Gardiner) and his wife Maria began the breakup and sale of Eaton’s Neck into
smaller holdings by selling 200 acres around Walnut Neck to Zephaniah P. Brush.
Eventually Brush lost the land by foreclosure and it was sold to Mary Skidmore
in 1843. In 1856 it was sold to William Beebe. After the death of
John H. Gardner in 1854, Benjamin Franklin Gardiner and the other heirs sold the
bulk of John H. Gardiner’s land to William Cassidy of Brooklyn for $1500.
In 1862, Cornelius H. and Ruth O. DeLamater purchased most of
the land previously owned by the Gardiner Family. The only exceptions were
the land belonging to Eliza Gardner Jones and Duck Island which was sold by the
Sarah Gardiner trust to the Rowland family in 1868. DeLamater purchased
Walnut Neck from William Beebe which resulted in the creation of Beacon Farm.
The farm provided fresh milk, eggs, and poultry for the family. DeLamater
also purchased the Cassidy land, Cherry Lawn from William Gardiner, and Oakleaf
from George Gardiner. Thus once again Eaton’s Neck was predominately owned
by one family. The DeLamater’s rebuilt the Beebe’s farmhouse which is
known today as the Bevin house. The DeLamater’s called it “Vermland” in
honor of their friend and business associate Captain John Ericsson (who was born
in Vermland, Sweeden). The DeLamater’s had a son and five daughters who
inherited all of the land. Laura, the oldest daughter, married Curt
Ramshom and had a son, Oakley. Oakley married Elizabeth Hasbrouk and built

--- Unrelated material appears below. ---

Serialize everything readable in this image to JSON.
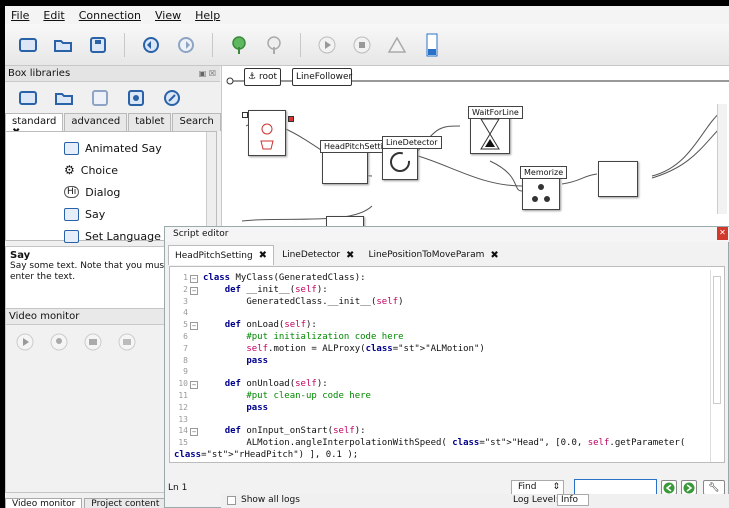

the Crest house. Curt Ramshom died four years later, and Laura then
remarried to Leander A. Bevin and had two more sons, Sydney and Victor. As
the oldest daughter she inherited Vermland. Sarah married George H.
Robinson and built and lived in the Robinson house (the Point). They had a
son, Attmore, and three daughters, Ruth, Laura, and Edith. Attmore married
Annette Colgate of the Colgate family and moved to Smithtown. Ruth married
Harry E. Donnell and built the Hill house. Laura married Harry’s brother
William B. Donnell. Lydia married John Robins and lived in the Walnut Neck
farmhouse which was renamed the Robins’ Nest. Zillah, the fourth daughter
married George H. More and received Cherry Lawn. The youngest daughter,
Adah, married Charles Vezin and inherited Oakleaf. William DeLamater, the
only son of Cornelius and Ruth never married.
In time the DeLamater-Robinson-Donnell estate began to break
up. One of the first sales was to Dr. Frank L. Babbott, Jr. Dr.
Babbott expanded and lived in the house across from Bevin Road by the Sound and
later rented it to Eugene O’Neill who wrote some of his great plays there.
In 1927 the Eaton’s Harbors Corporation was formed to sell the rest of the
estate. Gradually homes began to appear on the streets of Eaton’s Neck.
Henry Morgan bought approximately 440 acres and built a large house overlooking
the Sound. The Bevin and the Vezin heirs also began to sell their
The part of the neck (West Beach, today Prices Bend) which was
not owned by the DeLamater’s was owned by Eliza and Charles Jones. After
their death in 1882, their daughter Mary inherited the land. Mary married
her cousin Oliver Jones and in 1884 leased some of the land to Nicholas Godfrey
for sand removal. Godfrey built several structures and the area became
know as Port Eaton. Later the Steers Sand and Gravel Company leased the
site and renamed it Sand City, a name that still applies today, though the
mining of sand ceased in 1964. To obtain additional money, she leased
Locust Grove (today, Valley Grove) to Benjamin Mitchell who opened a dance
pavilion and hotel, with a dock, picnic area and carrousel. The facility
primarily catered to excursion steamboats from New York City. Mary had six
children who later inherited the land. In 1920, her daughter Rosalie
installed a toll gate where the firehouse stands today and charged people $1 to
park for the day. She also allowed people to build and use summer
bungalows on the estate for a yearly fee. In 1953 the estate was
subdivided and later sold to the Eaton’s Neck Sound Corporation for $360,000.
The Eaton’s Neck Sound Corporation then resold the individual subdivided
The information presented above was compiled and
summarized from the following two sources:
“History of Eaton’s Neck” by Mary Voyse, 1955
“Faded Laurels - The History of Eatons Neck and
Asharoken” by Edward A.T. Carr, Heart of the Lakes Publishing, 1994.